Exercise objective:
Where an image appears in the data, omit it and reproduce the rest exactly.

Extracted material:
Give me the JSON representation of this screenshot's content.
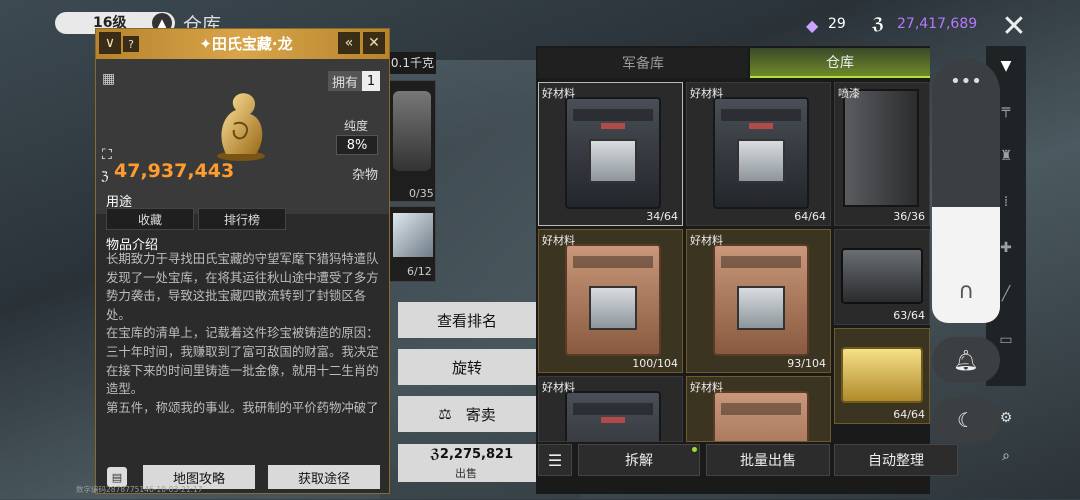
{
  "header": {
    "level": "16级",
    "title": "仓库",
    "gems": "29",
    "money": "27,417,689"
  },
  "detail": {
    "title": "✦田氏宝藏·龙",
    "own_label": "拥有",
    "own_count": "1",
    "purity_label": "纯度",
    "purity_value": "8%",
    "price": "47,937,443",
    "category": "杂物",
    "use_title": "用途",
    "btn_collect": "收藏",
    "btn_rank": "排行榜",
    "intro_title": "物品介绍",
    "description": "长期致力于寻找田氏宝藏的守望军麾下猎犸特遣队发现了一处宝库，在将其运往秋山途中遭受了多方势力袭击，导致这批宝藏四散流转到了封锁区各处。\n在宝库的清单上，记载着这件珍宝被铸造的原因：三十年时间，我赚取到了富可敌国的财富。我决定在接下来的时间里铸造一批金像，就用十二生肖的造型。\n第五件，称颂我的事业。我研制的平价药物冲破了",
    "btn_map": "地图攻略",
    "btn_source": "获取途径",
    "watermark": "数字编码2878775146-10-03-21:17"
  },
  "middle": {
    "weight": "0.1千克",
    "slot1_count": "0/35",
    "slot2_count": "6/12"
  },
  "actions": {
    "view_rank": "查看排名",
    "rotate": "旋转",
    "consign": "寄卖",
    "sell_price": "2,275,821",
    "sell_label": "出售"
  },
  "warehouse": {
    "tabs": [
      "军备库",
      "仓库"
    ],
    "cells": [
      {
        "tag": "好材料",
        "count": "34/64"
      },
      {
        "tag": "好材料",
        "count": "64/64"
      },
      {
        "tag": "喷漆",
        "count": "36/36"
      },
      {
        "tag": "好材料",
        "count": "100/104"
      },
      {
        "tag": "好材料",
        "count": "93/104"
      },
      {
        "tag": "",
        "count": "63/64"
      },
      {
        "tag": "好材料",
        "count": ""
      },
      {
        "tag": "好材料",
        "count": ""
      },
      {
        "tag": "",
        "count": "64/64"
      }
    ],
    "bottom": {
      "disassemble": "拆解",
      "batch_sell": "批量出售",
      "auto_sort": "自动整理"
    }
  }
}
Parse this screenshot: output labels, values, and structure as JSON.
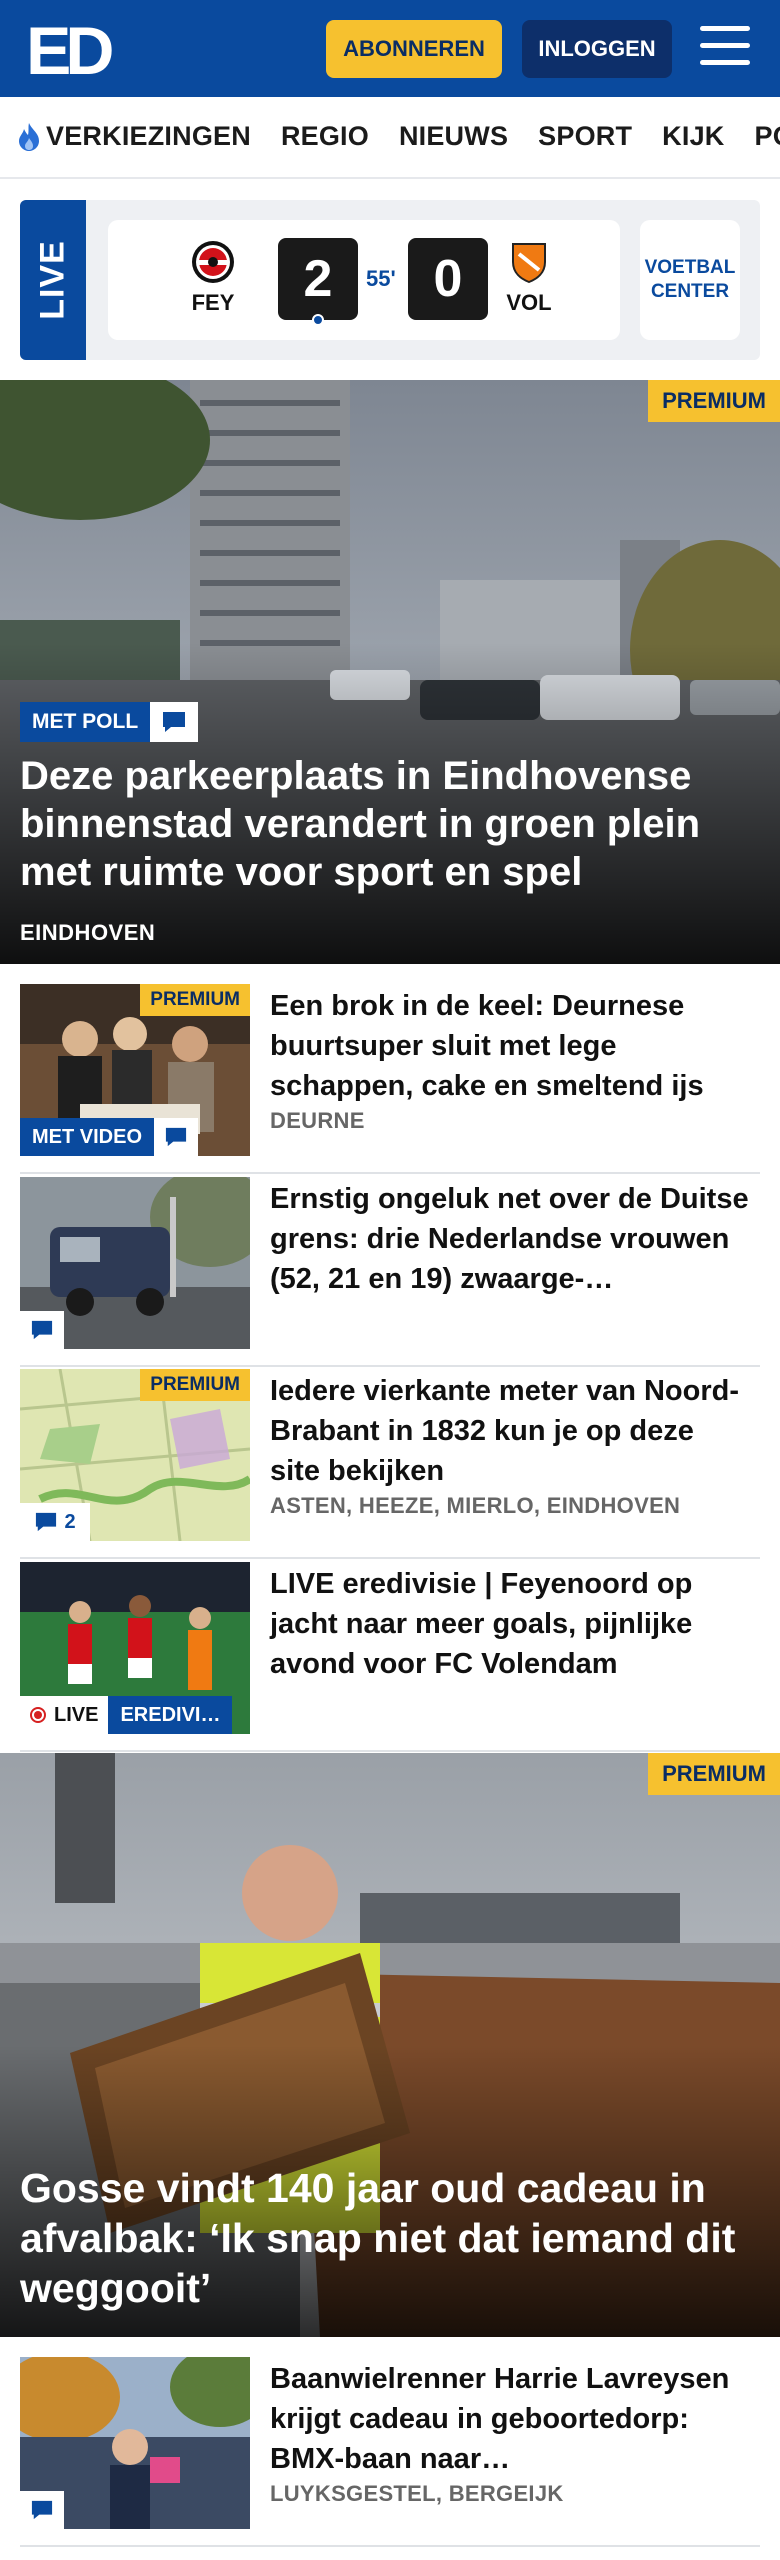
{
  "header": {
    "logo_text": "ED",
    "subscribe_label": "ABONNEREN",
    "login_label": "INLOGGEN"
  },
  "nav": {
    "items": [
      "VERKIEZINGEN",
      "REGIO",
      "NIEUWS",
      "SPORT",
      "KIJK",
      "PODCAST"
    ]
  },
  "live_score": {
    "live_label": "LIVE",
    "home_team": "FEY",
    "away_team": "VOL",
    "home_score": "2",
    "away_score": "0",
    "minute": "55'",
    "center_label": "VOETBAL CENTER"
  },
  "hero1": {
    "premium": "PREMIUM",
    "badge": "MET POLL",
    "title": "Deze parkeerplaats in Eindhovense binnenstad verandert in groen plein met ruimte voor sport en spel",
    "location": "EINDHOVEN"
  },
  "articles": [
    {
      "premium": "PREMIUM",
      "badge": "MET VIDEO",
      "title": "Een brok in de keel: Deurnese buurtsuper sluit met lege schappen, cake en smeltend ijs",
      "location": "DEURNE"
    },
    {
      "title": "Ernstig ongeluk net over de Duitse grens: drie Nederlandse vrouwen (52, 21 en 19) zwaarge-…"
    },
    {
      "premium": "PREMIUM",
      "comments": "2",
      "title": "Iedere vierkante meter van Noord-Brabant in 1832 kun je op deze site bekijken",
      "location": "ASTEN, HEEZE, MIERLO, EINDHOVEN"
    },
    {
      "live": "LIVE",
      "category": "EREDIVI…",
      "title": "LIVE eredivisie | Feyenoord op jacht naar meer goals, pijnlijke avond voor FC Volendam"
    }
  ],
  "hero2": {
    "premium": "PREMIUM",
    "title": "Gosse vindt 140 jaar oud cadeau in afvalbak: ‘Ik snap niet dat iemand dit weggooit’"
  },
  "article_last": {
    "title": "Baanwielrenner Harrie Lavreysen krijgt cadeau in geboortedorp: BMX-baan naar…",
    "location": "LUYKSGESTEL, BERGEIJK"
  },
  "colors": {
    "brand_blue": "#0a4a9e",
    "premium_yellow": "#f6c12f",
    "navy": "#0d2f6a"
  }
}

Output of the task:
Give me the JSON representation of this screenshot's content.
{
  "header": {
    "level": "16级",
    "title": "仓库",
    "gems": "29",
    "money": "27,417,689"
  },
  "detail": {
    "title": "✦田氏宝藏·龙",
    "own_label": "拥有",
    "own_count": "1",
    "purity_label": "纯度",
    "purity_value": "8%",
    "price": "47,937,443",
    "category": "杂物",
    "use_title": "用途",
    "btn_collect": "收藏",
    "btn_rank": "排行榜",
    "intro_title": "物品介绍",
    "description": "长期致力于寻找田氏宝藏的守望军麾下猎犸特遣队发现了一处宝库，在将其运往秋山途中遭受了多方势力袭击，导致这批宝藏四散流转到了封锁区各处。\n在宝库的清单上，记载着这件珍宝被铸造的原因：三十年时间，我赚取到了富可敌国的财富。我决定在接下来的时间里铸造一批金像，就用十二生肖的造型。\n第五件，称颂我的事业。我研制的平价药物冲破了",
    "btn_map": "地图攻略",
    "btn_source": "获取途径",
    "watermark": "数字编码2878775146-10-03-21:17"
  },
  "middle": {
    "weight": "0.1千克",
    "slot1_count": "0/35",
    "slot2_count": "6/12"
  },
  "actions": {
    "view_rank": "查看排名",
    "rotate": "旋转",
    "consign": "寄卖",
    "sell_price": "2,275,821",
    "sell_label": "出售"
  },
  "warehouse": {
    "tabs": [
      "军备库",
      "仓库"
    ],
    "cells": [
      {
        "tag": "好材料",
        "count": "34/64"
      },
      {
        "tag": "好材料",
        "count": "64/64"
      },
      {
        "tag": "喷漆",
        "count": "36/36"
      },
      {
        "tag": "好材料",
        "count": "100/104"
      },
      {
        "tag": "好材料",
        "count": "93/104"
      },
      {
        "tag": "",
        "count": "63/64"
      },
      {
        "tag": "好材料",
        "count": ""
      },
      {
        "tag": "好材料",
        "count": ""
      },
      {
        "tag": "",
        "count": "64/64"
      }
    ],
    "bottom": {
      "disassemble": "拆解",
      "batch_sell": "批量出售",
      "auto_sort": "自动整理"
    }
  }
}
Parse this screenshot: output labels, values, and structure as JSON.
{
  "header": {
    "logo_text": "ED",
    "subscribe_label": "ABONNEREN",
    "login_label": "INLOGGEN"
  },
  "nav": {
    "items": [
      "VERKIEZINGEN",
      "REGIO",
      "NIEUWS",
      "SPORT",
      "KIJK",
      "PODCAST"
    ]
  },
  "live_score": {
    "live_label": "LIVE",
    "home_team": "FEY",
    "away_team": "VOL",
    "home_score": "2",
    "away_score": "0",
    "minute": "55'",
    "center_label": "VOETBAL CENTER"
  },
  "hero1": {
    "premium": "PREMIUM",
    "badge": "MET POLL",
    "title": "Deze parkeerplaats in Eindhovense binnenstad verandert in groen plein met ruimte voor sport en spel",
    "location": "EINDHOVEN"
  },
  "articles": [
    {
      "premium": "PREMIUM",
      "badge": "MET VIDEO",
      "title": "Een brok in de keel: Deurnese buurtsuper sluit met lege schappen, cake en smeltend ijs",
      "location": "DEURNE"
    },
    {
      "title": "Ernstig ongeluk net over de Duitse grens: drie Nederlandse vrouwen (52, 21 en 19) zwaarge-…"
    },
    {
      "premium": "PREMIUM",
      "comments": "2",
      "title": "Iedere vierkante meter van Noord-Brabant in 1832 kun je op deze site bekijken",
      "location": "ASTEN, HEEZE, MIERLO, EINDHOVEN"
    },
    {
      "live": "LIVE",
      "category": "EREDIVI…",
      "title": "LIVE eredivisie | Feyenoord op jacht naar meer goals, pijnlijke avond voor FC Volendam"
    }
  ],
  "hero2": {
    "premium": "PREMIUM",
    "title": "Gosse vindt 140 jaar oud cadeau in afvalbak: ‘Ik snap niet dat iemand dit weggooit’"
  },
  "article_last": {
    "title": "Baanwielrenner Harrie Lavreysen krijgt cadeau in geboortedorp: BMX-baan naar…",
    "location": "LUYKSGESTEL, BERGEIJK"
  },
  "colors": {
    "brand_blue": "#0a4a9e",
    "premium_yellow": "#f6c12f",
    "navy": "#0d2f6a"
  }
}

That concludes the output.